_Your assignment_
I'd like the data below restated word for word, with the pictures left out.

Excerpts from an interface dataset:
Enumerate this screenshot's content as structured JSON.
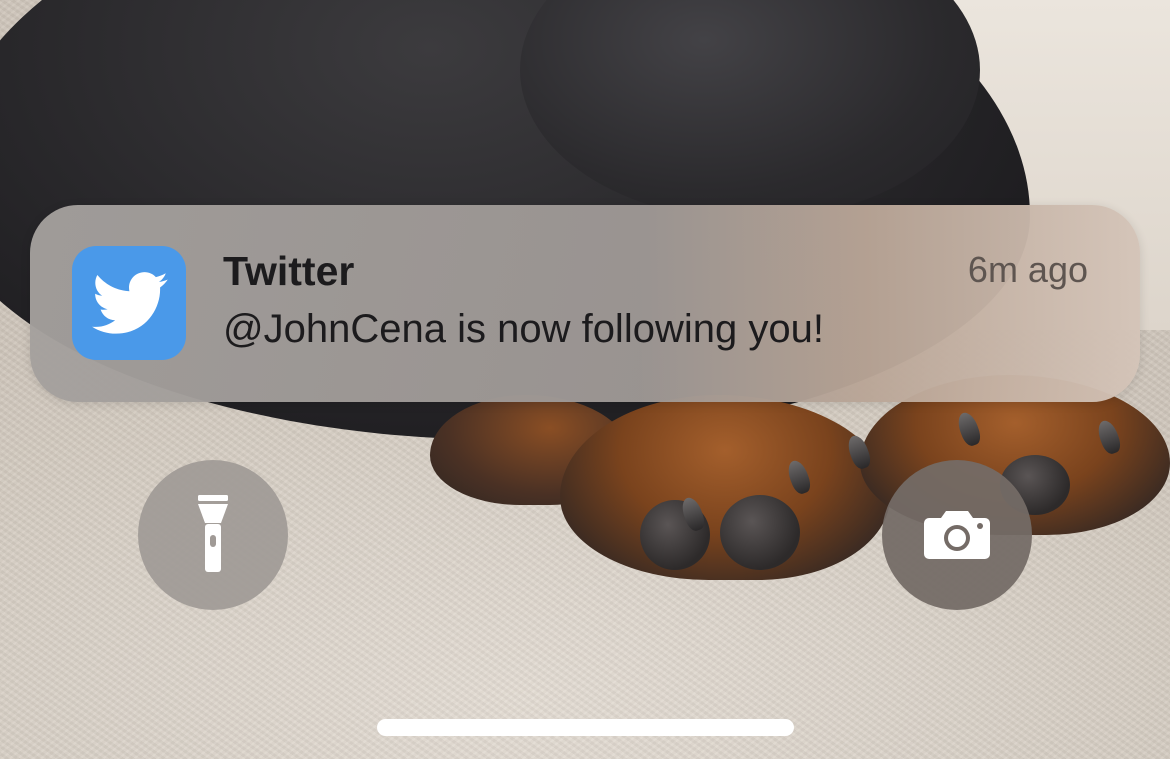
{
  "notification": {
    "app_name": "Twitter",
    "message": "@JohnCena is now following you!",
    "time": "6m ago",
    "app_icon": "twitter-bird-icon",
    "app_icon_color": "#4a99e9"
  },
  "quick_actions": {
    "left": {
      "icon": "flashlight-icon"
    },
    "right": {
      "icon": "camera-icon"
    }
  },
  "home_indicator": {
    "color": "#ffffff"
  }
}
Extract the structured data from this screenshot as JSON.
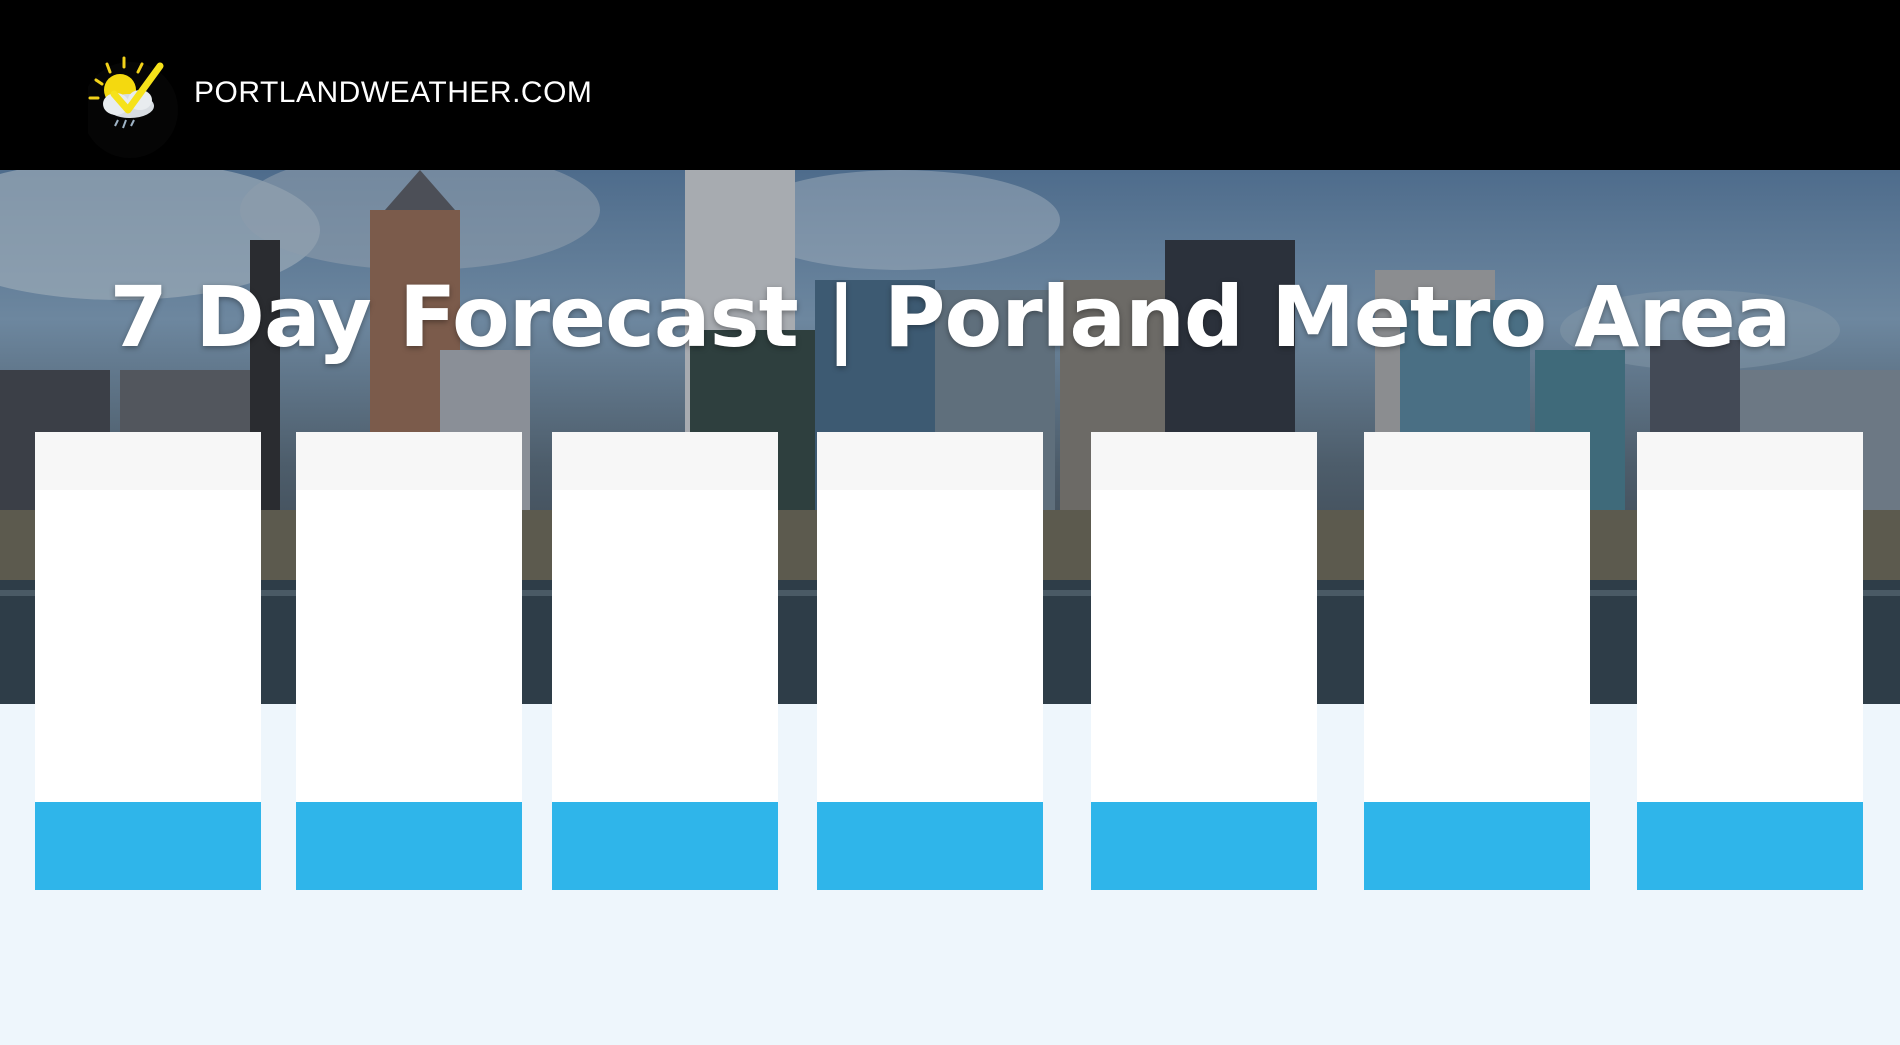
{
  "header": {
    "logo_icon": "sun-cloud-check-logo-icon",
    "site_name": "PORTLANDWEATHER.COM"
  },
  "hero": {
    "title": "7 Day Forecast | Porland Metro Area"
  },
  "forecast_cards": [
    {
      "id": "day-1"
    },
    {
      "id": "day-2"
    },
    {
      "id": "day-3"
    },
    {
      "id": "day-4"
    },
    {
      "id": "day-5"
    },
    {
      "id": "day-6"
    },
    {
      "id": "day-7"
    }
  ],
  "colors": {
    "header_bg": "#000000",
    "card_accent": "#2fb5ea",
    "page_bg": "#eef6fc"
  }
}
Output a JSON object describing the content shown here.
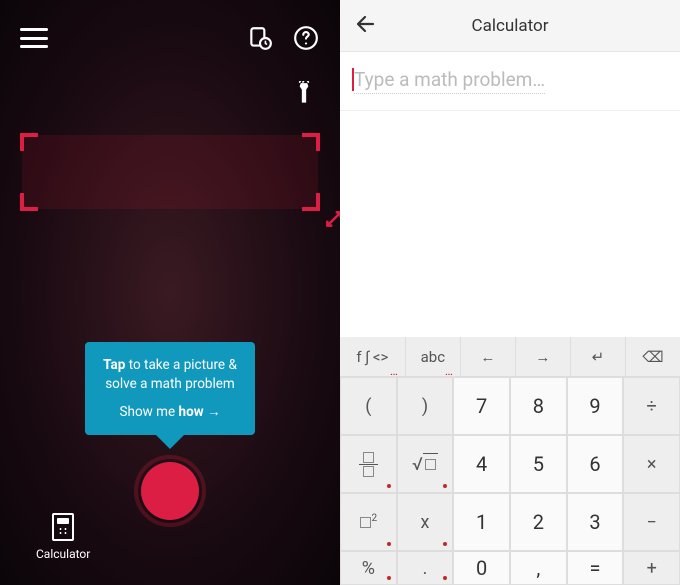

_Result of the task_
Enumerate this screenshot's content as structured JSON.
{
  "notification": {
    "app_name": "Twitter",
    "message": "@JohnCena is now following you!",
    "time": "6m ago",
    "app_icon": "twitter-bird-icon",
    "app_icon_color": "#4a99e9"
  },
  "quick_actions": {
    "left": {
      "icon": "flashlight-icon"
    },
    "right": {
      "icon": "camera-icon"
    }
  },
  "home_indicator": {
    "color": "#ffffff"
  }
}
Extract the structured data from this screenshot as JSON.
{
  "header": {
    "logo_icon": "sun-cloud-check-logo-icon",
    "site_name": "PORTLANDWEATHER.COM"
  },
  "hero": {
    "title": "7 Day Forecast | Porland Metro Area"
  },
  "forecast_cards": [
    {
      "id": "day-1"
    },
    {
      "id": "day-2"
    },
    {
      "id": "day-3"
    },
    {
      "id": "day-4"
    },
    {
      "id": "day-5"
    },
    {
      "id": "day-6"
    },
    {
      "id": "day-7"
    }
  ],
  "colors": {
    "header_bg": "#000000",
    "card_accent": "#2fb5ea",
    "page_bg": "#eef6fc"
  }
}
Output a JSON object describing the content shown here.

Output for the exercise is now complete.